Record extracts ::
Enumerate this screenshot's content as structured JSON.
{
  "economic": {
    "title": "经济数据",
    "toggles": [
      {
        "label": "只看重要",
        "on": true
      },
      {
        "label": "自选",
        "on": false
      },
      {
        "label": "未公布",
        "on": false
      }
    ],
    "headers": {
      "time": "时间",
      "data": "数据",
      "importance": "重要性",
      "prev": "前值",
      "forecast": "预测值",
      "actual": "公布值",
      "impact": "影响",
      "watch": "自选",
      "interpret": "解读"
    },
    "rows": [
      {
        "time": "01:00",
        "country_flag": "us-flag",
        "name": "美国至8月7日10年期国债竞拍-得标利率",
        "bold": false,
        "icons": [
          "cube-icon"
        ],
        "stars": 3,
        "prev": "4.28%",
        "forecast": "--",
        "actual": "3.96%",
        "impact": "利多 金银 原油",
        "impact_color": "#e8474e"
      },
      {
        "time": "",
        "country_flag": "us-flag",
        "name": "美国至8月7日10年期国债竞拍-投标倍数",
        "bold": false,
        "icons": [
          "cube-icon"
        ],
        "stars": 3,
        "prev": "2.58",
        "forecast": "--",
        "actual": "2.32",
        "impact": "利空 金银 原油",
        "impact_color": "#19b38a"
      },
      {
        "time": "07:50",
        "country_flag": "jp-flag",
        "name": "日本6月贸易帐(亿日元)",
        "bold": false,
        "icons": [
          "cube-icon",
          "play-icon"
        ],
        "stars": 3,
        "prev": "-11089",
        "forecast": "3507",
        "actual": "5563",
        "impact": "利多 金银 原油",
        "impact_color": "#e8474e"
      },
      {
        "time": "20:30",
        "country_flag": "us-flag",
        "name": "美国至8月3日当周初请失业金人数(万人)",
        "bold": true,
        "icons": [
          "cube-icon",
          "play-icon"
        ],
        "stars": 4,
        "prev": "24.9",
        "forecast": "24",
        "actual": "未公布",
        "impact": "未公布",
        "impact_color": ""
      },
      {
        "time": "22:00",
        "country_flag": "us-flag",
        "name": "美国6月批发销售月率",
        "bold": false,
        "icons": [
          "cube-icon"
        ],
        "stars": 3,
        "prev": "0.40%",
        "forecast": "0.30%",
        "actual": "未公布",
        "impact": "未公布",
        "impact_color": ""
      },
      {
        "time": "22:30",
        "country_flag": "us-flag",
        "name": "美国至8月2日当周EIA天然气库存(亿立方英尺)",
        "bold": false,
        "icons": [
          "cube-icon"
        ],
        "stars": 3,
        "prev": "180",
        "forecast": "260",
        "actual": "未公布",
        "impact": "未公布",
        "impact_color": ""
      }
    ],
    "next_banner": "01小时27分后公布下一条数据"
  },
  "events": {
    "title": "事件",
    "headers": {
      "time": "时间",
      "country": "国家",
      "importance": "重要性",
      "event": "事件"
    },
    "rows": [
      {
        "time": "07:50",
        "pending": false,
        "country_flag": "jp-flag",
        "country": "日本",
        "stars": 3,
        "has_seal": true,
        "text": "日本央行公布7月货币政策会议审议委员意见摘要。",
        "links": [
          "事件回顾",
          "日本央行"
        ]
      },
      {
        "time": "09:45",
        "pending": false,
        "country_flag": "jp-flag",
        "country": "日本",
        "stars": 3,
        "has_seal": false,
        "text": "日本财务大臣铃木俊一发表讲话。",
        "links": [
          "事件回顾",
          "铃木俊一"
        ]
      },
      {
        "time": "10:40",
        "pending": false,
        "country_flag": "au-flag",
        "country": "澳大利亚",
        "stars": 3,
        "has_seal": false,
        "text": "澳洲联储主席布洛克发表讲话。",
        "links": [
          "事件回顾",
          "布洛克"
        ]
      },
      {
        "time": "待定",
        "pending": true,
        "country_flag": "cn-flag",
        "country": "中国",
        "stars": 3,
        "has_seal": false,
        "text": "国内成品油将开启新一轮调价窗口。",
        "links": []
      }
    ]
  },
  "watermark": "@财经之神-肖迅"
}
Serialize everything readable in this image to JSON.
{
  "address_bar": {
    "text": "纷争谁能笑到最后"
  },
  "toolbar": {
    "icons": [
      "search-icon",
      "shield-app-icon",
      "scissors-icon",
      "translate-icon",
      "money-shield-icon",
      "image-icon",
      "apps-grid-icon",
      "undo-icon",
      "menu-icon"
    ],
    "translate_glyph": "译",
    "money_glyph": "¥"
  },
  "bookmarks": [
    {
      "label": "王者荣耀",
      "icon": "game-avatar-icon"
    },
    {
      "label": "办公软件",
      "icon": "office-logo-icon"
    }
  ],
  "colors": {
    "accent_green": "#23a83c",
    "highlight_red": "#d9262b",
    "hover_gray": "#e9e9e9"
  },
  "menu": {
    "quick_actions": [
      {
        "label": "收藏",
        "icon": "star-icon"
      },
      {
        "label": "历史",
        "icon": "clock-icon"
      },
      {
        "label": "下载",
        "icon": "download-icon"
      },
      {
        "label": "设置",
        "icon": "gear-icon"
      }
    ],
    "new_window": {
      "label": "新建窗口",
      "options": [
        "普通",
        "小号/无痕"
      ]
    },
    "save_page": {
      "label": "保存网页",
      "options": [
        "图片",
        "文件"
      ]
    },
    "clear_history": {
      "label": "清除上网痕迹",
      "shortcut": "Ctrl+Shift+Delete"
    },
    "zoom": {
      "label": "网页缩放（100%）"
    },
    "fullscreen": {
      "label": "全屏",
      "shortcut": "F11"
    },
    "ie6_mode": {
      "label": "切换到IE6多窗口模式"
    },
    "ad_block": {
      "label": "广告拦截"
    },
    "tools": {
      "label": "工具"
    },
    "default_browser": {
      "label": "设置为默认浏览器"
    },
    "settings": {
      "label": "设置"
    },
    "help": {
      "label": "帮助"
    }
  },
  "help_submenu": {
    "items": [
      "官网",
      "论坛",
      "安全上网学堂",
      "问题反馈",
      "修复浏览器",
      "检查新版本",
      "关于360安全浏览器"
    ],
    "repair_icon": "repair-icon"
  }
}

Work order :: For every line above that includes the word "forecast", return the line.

Solution to the problem ::
      "forecast": "预测值",
        "forecast": "--",
        "forecast": "--",
        "forecast": "3507",
        "forecast": "24",
        "forecast": "0.30%",
        "forecast": "260",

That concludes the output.